“You know, I think a lot of that goes with their coach, John Vickers. He doesn’t just teach basketball, he teaches the young men on his team great life lessons. And all those young men come from great, great families.

“It’s a cliché, but there are a lot of ways to win without looking at the final score of a game, and we’re experiencing that with Nick and Adam.”

When Woods and Richardson joined the Character Counsel, they could have become a part of many projects.

“The Character Counsel includes kids from Truman and Chrisman, and we talk about ways to help the community – you know, different community activities that make Independence a better place,” Richardson said.

Added Woods: “One project was cleaning up a park. That’s important, but then we heard about the Salvation Army food pantry closing down, and at this time of year especially, we thought it was more important help people get food.

“We have the support of our coach and our administration and Mr. Ogle. It’s kind of exciting to see how much food we can contribute.”

Ironically, the idea came to the young men when they were eating lunch.

“We’re eating, and we kind of look at each other,” Woods said, “and it’s like, ‘We’ve got this great meal, and people in our hometown are going hungry.’ That’s when we decided to do something.”

Woods and Richardson personify those monthly school themes.

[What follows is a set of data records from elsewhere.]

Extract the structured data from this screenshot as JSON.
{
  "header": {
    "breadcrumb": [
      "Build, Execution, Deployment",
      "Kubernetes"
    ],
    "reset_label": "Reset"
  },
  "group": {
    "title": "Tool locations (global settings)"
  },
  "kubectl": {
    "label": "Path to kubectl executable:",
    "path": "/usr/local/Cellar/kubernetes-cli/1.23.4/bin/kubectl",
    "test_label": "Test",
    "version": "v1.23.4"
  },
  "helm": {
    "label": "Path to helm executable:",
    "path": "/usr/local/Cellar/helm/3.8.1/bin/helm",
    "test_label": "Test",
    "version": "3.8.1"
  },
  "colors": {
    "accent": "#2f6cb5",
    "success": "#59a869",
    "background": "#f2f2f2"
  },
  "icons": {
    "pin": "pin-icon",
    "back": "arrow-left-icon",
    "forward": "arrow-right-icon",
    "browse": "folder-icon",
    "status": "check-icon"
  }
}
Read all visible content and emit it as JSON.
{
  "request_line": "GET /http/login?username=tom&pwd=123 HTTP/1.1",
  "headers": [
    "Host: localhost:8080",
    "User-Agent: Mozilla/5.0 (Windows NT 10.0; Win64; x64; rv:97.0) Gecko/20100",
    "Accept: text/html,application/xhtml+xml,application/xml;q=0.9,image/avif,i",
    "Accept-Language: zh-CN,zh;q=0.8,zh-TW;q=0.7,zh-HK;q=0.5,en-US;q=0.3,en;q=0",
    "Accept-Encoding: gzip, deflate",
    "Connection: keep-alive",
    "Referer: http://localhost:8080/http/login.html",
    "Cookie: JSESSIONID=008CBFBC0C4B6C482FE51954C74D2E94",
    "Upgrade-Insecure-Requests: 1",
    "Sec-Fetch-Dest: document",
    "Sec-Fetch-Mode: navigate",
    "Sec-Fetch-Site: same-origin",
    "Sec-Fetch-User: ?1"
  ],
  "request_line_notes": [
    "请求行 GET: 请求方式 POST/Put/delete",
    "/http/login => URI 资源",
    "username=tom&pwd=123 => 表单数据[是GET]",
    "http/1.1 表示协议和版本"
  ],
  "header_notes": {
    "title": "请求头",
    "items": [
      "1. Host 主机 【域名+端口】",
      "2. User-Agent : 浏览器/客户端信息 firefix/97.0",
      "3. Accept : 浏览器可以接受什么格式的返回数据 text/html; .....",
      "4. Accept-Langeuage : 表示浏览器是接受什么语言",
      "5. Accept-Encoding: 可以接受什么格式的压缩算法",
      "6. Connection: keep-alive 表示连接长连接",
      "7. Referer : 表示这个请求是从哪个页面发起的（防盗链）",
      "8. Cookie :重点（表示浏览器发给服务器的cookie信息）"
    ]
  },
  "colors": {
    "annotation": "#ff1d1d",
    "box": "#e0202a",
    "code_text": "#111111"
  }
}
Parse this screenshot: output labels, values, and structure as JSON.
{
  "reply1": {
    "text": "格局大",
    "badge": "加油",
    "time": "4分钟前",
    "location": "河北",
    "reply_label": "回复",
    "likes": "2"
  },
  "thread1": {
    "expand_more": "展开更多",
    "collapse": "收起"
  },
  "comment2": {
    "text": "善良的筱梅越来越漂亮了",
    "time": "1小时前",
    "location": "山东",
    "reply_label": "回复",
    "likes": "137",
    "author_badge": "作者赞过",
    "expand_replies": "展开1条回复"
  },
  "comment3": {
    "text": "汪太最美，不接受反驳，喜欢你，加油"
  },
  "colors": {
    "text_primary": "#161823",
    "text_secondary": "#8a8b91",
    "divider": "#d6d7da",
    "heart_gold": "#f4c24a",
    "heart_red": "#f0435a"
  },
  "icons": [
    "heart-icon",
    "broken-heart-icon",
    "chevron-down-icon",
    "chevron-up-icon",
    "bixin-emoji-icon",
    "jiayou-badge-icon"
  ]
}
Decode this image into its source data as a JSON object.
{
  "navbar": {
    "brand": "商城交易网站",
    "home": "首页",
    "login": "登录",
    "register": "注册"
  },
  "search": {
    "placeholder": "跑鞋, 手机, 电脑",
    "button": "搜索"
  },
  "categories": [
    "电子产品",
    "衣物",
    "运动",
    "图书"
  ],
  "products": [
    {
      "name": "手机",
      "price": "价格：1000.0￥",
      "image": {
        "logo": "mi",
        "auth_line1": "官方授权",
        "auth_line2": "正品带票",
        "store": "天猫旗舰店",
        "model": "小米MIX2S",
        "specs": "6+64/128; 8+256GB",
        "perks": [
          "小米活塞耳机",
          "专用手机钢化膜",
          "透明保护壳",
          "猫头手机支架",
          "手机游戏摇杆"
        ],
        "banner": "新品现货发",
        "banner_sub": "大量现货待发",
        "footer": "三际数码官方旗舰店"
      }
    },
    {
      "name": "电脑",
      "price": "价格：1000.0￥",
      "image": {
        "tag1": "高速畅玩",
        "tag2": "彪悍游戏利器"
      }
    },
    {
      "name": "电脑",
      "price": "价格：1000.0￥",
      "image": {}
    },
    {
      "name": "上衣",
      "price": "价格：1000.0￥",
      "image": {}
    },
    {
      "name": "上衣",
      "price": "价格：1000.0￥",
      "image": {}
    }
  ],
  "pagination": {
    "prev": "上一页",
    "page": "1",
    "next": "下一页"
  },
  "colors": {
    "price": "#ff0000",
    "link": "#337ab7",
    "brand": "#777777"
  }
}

“We can’t save the world, we know that,” Richardson said, “but we can at least help some people who don’t have any food put a meal on the table for their family.

“And that feels pretty good.”

If an individual business would like to help Nick and Adam’s LIVE TO FEED program, give Coach John Vickers or Dan Ogle a call at 521-5355 and let them know how their story served as an inspiration this  holiday season.